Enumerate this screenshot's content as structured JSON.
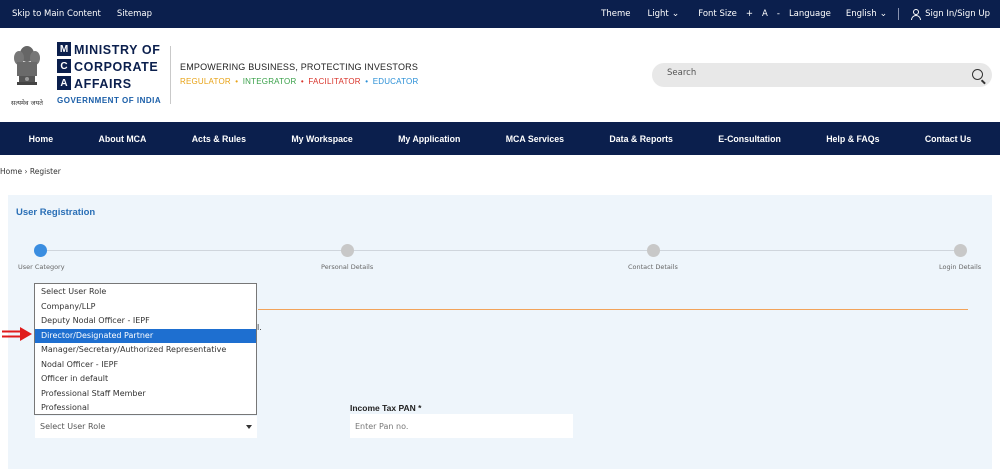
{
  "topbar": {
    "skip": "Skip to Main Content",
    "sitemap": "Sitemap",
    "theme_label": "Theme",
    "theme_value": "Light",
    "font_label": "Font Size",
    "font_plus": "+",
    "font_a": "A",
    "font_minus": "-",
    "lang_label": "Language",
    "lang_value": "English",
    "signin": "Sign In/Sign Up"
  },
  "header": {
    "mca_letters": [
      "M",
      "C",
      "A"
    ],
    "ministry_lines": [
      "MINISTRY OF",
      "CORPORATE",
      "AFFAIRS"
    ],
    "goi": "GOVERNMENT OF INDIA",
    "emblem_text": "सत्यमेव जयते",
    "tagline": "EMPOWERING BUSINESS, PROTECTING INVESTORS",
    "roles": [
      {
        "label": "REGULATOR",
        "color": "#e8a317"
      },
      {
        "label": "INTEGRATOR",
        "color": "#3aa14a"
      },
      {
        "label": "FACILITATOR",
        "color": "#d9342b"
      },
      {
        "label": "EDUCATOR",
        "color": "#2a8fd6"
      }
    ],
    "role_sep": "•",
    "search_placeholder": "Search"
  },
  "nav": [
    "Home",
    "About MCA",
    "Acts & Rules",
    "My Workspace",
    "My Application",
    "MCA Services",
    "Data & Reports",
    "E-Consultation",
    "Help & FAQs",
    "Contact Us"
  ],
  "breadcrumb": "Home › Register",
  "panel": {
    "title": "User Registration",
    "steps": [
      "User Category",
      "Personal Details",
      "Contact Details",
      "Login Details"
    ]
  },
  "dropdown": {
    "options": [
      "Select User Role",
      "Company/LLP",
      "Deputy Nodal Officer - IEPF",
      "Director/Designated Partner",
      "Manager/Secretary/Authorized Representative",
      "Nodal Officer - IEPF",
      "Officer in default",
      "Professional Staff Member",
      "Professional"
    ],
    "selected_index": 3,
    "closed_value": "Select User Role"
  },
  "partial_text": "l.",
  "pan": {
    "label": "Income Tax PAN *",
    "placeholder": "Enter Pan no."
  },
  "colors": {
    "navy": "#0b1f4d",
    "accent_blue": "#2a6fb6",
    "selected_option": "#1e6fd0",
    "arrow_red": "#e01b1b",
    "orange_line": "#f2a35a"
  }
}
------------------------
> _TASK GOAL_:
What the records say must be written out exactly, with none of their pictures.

> _TASK ANSWER_:
Enumerate this screenshot's content as structured JSON.
{
  "topbar": {
    "skip": "Skip to Main Content",
    "sitemap": "Sitemap",
    "theme_label": "Theme",
    "theme_value": "Light",
    "font_label": "Font Size",
    "font_plus": "+",
    "font_a": "A",
    "font_minus": "-",
    "lang_label": "Language",
    "lang_value": "English",
    "signin": "Sign In/Sign Up"
  },
  "header": {
    "mca_letters": [
      "M",
      "C",
      "A"
    ],
    "ministry_lines": [
      "MINISTRY OF",
      "CORPORATE",
      "AFFAIRS"
    ],
    "goi": "GOVERNMENT OF INDIA",
    "emblem_text": "सत्यमेव जयते",
    "tagline": "EMPOWERING BUSINESS, PROTECTING INVESTORS",
    "roles": [
      {
        "label": "REGULATOR",
        "color": "#e8a317"
      },
      {
        "label": "INTEGRATOR",
        "color": "#3aa14a"
      },
      {
        "label": "FACILITATOR",
        "color": "#d9342b"
      },
      {
        "label": "EDUCATOR",
        "color": "#2a8fd6"
      }
    ],
    "role_sep": "•",
    "search_placeholder": "Search"
  },
  "nav": [
    "Home",
    "About MCA",
    "Acts & Rules",
    "My Workspace",
    "My Application",
    "MCA Services",
    "Data & Reports",
    "E-Consultation",
    "Help & FAQs",
    "Contact Us"
  ],
  "breadcrumb": "Home › Register",
  "panel": {
    "title": "User Registration",
    "steps": [
      "User Category",
      "Personal Details",
      "Contact Details",
      "Login Details"
    ]
  },
  "dropdown": {
    "options": [
      "Select User Role",
      "Company/LLP",
      "Deputy Nodal Officer - IEPF",
      "Director/Designated Partner",
      "Manager/Secretary/Authorized Representative",
      "Nodal Officer - IEPF",
      "Officer in default",
      "Professional Staff Member",
      "Professional"
    ],
    "selected_index": 3,
    "closed_value": "Select User Role"
  },
  "partial_text": "l.",
  "pan": {
    "label": "Income Tax PAN *",
    "placeholder": "Enter Pan no."
  },
  "colors": {
    "navy": "#0b1f4d",
    "accent_blue": "#2a6fb6",
    "selected_option": "#1e6fd0",
    "arrow_red": "#e01b1b",
    "orange_line": "#f2a35a"
  }
}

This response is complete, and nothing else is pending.